Perhaps the biggest story technology story of the year in Africa—and one that shows just how far the continent has come—was the launch of Nimbula, founded by Chris Pinkham, who previously led the development of Amazon’s EC2 cloud computing service. Thanks in part to Pinkham’s pedigree, his company was able to raise more than $20 million this year from the likes of Sequoia Capital and Accel Partners.
It says a lot that we have companies here that Sequoia and Accel want to invest in. It proves that Africa can develop cutting edge technology.”
Andrea BohmertManaging DirectorHasso Plattner Ventures
One of the local firms that competed for the Nimbula deal, but didn’t end up landing it, was Hasso Plattner Ventures Africa. It may have lost the deal, but the venture firm sees many more opportunities on the horizon.
“It says a lot that we have companies here that Sequoia and Accel want to invest in,” says Andrea Bohmert, managing director at Hasso Plattner Ventures. “It proves that Africa can develop cutting edge technology.”
Bohmert, who is based in Capetown, South Africa, is overwhelmed by all the startup activity. “In Cape Town alone, there are more than 4,000 companies today in the IT sector, compared to only about 600 10 years ago,” she says. “I think we’ll see some very nice surprises in the coming year.”
The question, of course, is whether these companies will ever achieve an exit.
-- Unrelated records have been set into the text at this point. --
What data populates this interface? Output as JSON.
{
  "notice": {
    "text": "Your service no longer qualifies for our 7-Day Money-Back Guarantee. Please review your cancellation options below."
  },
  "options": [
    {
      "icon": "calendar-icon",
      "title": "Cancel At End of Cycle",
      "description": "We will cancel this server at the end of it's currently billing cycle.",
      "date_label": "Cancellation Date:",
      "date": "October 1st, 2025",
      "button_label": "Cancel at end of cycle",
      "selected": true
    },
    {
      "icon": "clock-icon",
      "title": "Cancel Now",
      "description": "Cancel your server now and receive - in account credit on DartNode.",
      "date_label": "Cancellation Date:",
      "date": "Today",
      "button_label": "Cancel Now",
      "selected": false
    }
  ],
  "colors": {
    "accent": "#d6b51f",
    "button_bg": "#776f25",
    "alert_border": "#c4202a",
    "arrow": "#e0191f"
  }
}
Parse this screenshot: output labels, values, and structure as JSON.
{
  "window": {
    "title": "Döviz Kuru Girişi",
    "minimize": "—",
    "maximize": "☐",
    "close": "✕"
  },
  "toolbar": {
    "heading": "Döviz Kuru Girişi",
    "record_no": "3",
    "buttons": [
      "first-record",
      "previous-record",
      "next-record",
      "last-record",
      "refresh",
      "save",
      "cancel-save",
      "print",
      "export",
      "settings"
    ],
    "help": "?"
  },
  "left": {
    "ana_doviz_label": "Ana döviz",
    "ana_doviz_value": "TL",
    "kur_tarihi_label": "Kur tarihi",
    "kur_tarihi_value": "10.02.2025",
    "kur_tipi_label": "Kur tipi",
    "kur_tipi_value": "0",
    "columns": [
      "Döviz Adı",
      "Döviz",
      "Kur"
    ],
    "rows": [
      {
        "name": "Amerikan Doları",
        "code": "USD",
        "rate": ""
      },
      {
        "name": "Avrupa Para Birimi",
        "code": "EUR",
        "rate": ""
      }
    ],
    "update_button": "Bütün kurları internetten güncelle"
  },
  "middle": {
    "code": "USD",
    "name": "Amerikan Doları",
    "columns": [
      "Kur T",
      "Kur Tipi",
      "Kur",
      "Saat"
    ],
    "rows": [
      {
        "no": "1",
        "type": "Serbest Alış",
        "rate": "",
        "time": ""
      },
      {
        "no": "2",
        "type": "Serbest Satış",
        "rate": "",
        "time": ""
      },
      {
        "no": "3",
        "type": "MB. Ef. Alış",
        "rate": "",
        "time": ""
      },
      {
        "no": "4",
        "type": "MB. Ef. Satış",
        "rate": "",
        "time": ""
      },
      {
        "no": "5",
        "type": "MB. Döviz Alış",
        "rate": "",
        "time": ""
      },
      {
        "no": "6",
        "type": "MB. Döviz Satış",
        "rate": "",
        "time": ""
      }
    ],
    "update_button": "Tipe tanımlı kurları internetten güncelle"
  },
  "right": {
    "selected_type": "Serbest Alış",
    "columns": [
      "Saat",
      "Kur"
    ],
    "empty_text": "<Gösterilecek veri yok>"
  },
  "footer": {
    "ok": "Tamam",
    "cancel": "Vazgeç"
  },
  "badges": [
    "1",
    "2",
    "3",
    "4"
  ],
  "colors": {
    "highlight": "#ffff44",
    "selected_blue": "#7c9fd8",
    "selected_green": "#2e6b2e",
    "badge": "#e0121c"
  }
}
For starters, there are only a handful of funds operating in Africa, so it’s hard to find follow-on investors locally. And most foreign investors, as well as most potential acquirers of Internet startups, are still wary of entering a continent with an ever-present potential for violence and upheaval.
Bohmert notes that all it takes is one success story for all that to change.
“We have some key advantages in that we can build companies very cheaply here and invest at very low valuations,” she says. “We’re just waiting for that one breakout company before VCs from all around the world take notice of Africa. This is an untapped market where so much money can still be made.”